[Excerpted data]
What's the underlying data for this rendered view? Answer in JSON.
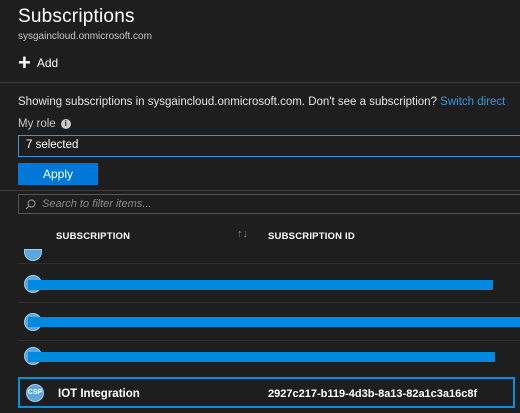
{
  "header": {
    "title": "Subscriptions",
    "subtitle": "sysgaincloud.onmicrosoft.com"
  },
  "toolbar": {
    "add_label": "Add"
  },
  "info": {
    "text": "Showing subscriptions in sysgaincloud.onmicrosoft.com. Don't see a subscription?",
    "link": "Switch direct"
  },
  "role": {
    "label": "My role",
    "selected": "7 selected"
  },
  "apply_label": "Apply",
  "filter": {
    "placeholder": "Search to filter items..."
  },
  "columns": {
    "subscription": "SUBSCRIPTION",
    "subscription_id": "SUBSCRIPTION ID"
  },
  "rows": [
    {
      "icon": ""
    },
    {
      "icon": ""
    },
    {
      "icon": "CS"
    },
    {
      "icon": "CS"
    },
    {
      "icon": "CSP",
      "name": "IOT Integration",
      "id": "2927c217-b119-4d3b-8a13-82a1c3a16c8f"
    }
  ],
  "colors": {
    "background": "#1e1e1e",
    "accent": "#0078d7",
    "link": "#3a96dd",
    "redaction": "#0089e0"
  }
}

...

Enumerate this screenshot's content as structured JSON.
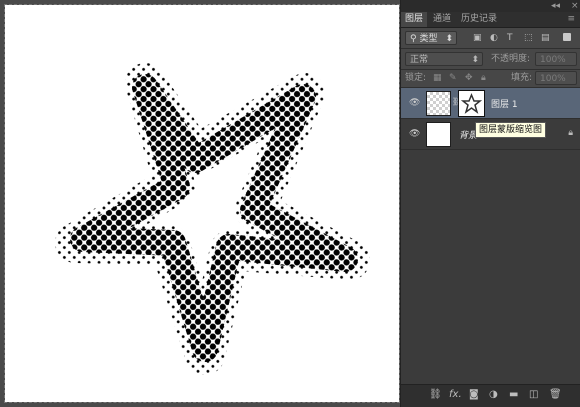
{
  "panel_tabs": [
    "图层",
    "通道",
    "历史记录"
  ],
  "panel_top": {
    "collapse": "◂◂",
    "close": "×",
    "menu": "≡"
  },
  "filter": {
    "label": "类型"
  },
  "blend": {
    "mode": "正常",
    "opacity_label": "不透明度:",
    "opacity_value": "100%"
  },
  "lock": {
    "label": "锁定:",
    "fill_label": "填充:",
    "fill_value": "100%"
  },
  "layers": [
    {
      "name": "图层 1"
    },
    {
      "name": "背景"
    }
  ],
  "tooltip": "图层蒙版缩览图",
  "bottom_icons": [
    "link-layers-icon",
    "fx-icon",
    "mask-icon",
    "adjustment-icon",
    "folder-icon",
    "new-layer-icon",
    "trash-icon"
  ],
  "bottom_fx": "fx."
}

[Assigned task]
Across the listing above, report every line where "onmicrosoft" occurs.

[Written answer]
    "subtitle": "sysgaincloud.onmicrosoft.com"
    "text": "Showing subscriptions in sysgaincloud.onmicrosoft.com. Don't see a subscription?",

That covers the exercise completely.